Startup founders and entrepreneurs across Africa are attracting huge funds from investors but they have to worry about informality and fragmentation limiting the availability and affordability of products and services.
It could also be an opportunity for both players to strategize and adopt a new business model to take advantage of the opportunity.
According to Disrupt Africa, Africa’s “big four” startup ecosystems – Nigeria, Egypt, South Africa and Kenya – raked in a combined US$1,977,910,000 over the course of the year, 92.1 per cent of the overall total in 2021.
In all, 161 Nigerian startups raised a huge combined total of US$903,680,000. That total funding figure is up 501 per cent on the previous year, when Nigeria ranked second on the continent with its combined total of US$150,358,000. This year, no other country came close to Nigeria, and it contributes a whopping 42.1 per cent of total funding secured in Africa.
The ecosystem is poised to experiencing exponential growth accelerated by strong market fundamentals and the impact of the COVID-19 pandemic.
According to report, titled “The Inflection Point: Africa’s Digital Economy Is Poised To Take Off”, obtained by TechEconomy, it says Africa’s digital economy is approaching its S-curve, a period of rapid, significant growth that will positively impact the continent’s GDP, job creation, and overall economic outlook.
There are projections that Africa’s digital economy is large and growing, with estimated market size of $115 billion – expected to reach $712 billion by 2050. By 2050, Africa will be home to a third of the world’s young people and the continent is urbanizing faster than other regions.

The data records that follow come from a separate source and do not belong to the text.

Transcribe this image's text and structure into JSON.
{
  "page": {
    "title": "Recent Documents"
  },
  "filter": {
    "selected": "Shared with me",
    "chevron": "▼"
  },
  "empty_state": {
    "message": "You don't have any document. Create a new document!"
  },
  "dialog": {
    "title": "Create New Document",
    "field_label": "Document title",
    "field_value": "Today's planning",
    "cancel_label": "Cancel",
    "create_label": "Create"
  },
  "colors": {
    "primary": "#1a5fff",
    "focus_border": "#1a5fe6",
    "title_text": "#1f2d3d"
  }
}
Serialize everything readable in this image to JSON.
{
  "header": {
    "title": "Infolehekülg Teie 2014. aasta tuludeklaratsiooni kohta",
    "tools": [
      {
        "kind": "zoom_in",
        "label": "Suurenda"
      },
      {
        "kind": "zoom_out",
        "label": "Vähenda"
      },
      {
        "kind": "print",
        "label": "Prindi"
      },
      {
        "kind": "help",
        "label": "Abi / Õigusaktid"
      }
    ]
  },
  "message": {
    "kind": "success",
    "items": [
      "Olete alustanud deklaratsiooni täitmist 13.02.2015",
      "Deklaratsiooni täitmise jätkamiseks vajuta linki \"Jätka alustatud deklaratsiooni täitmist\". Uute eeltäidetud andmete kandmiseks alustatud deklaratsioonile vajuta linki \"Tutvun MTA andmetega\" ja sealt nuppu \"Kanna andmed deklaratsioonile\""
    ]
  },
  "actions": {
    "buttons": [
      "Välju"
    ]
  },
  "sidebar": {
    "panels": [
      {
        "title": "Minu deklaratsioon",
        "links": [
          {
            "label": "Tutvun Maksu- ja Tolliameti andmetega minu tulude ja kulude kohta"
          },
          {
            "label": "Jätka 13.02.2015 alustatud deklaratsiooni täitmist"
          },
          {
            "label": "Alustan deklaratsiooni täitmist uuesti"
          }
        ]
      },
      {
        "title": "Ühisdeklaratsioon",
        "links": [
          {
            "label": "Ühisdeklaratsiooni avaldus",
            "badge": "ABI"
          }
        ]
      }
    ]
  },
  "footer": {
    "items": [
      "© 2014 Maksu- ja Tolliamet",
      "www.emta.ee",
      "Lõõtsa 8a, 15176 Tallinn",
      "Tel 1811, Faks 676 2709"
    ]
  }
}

“We’ve seen a few eye-catching funding rounds and acquisitions in Africa’s technology ecosystem in recent years but the findings of thos report suggest that we barely scratched the surface,” Topsy Kola-Oyeneyin, Partner at McKinsey and Company, said.
The report said the COVID-19 pandemic is also driving digitisation on the continent, encouraging more Africans to engage in digital activity. As a result of these dynamics, more investors are paying attention to the potential of African technology.
Between January 2020 and December 2021, funding for African digital startups grew 2x faster than global rates. Proven exit paths are also emerging for early investors with the increase in mega-rounds, liquidity events, and unicorns. The combination of these events has primed Africa’s technology landscape for success.
According to Kola-Oyeneyin, a number of sectors across the continent are still underpinned by informality and fragmentation, limiting the availability and affordability of products and services.
He said the opportunities for disruption abound across the continent and this report will make it easier for interested investors to adjust their business models effectively to capitalise on these opportunities”.
The report, however, noted that there remains a ‘white space’ for investors to consider. Due to the quantum of deals in the 1-5mn USD range in the last year (600), relative to the 5-50mn USD range (~150).
More so, it is unlikely there will be sufficient supply in the market as companies from the 1-5mn USD range graduate to larger ticket sizes. With the right financial support, the current excess of innovation can be more effectively leveraged to drive even more development and prosperity on the continent.
“The data gathered in this report is clear – Africa is the next digital growth frontier, Tosin Faniro-Dada, CEO and Managing Director of Endeavor Nigeria, said.
Dada said combination of our young and digitally savvy population, an emerging technology ecosystem, and the impact of the COVID-19 pandemic on behaviours is set to trigger an inflection point in our digitization journey.
“We have been excited by the increased levels of funding that our entrepreneurs are attracting but we want to make it even easier for more investors to bring out their cheque books to catalyse the growth that we believe is pending”.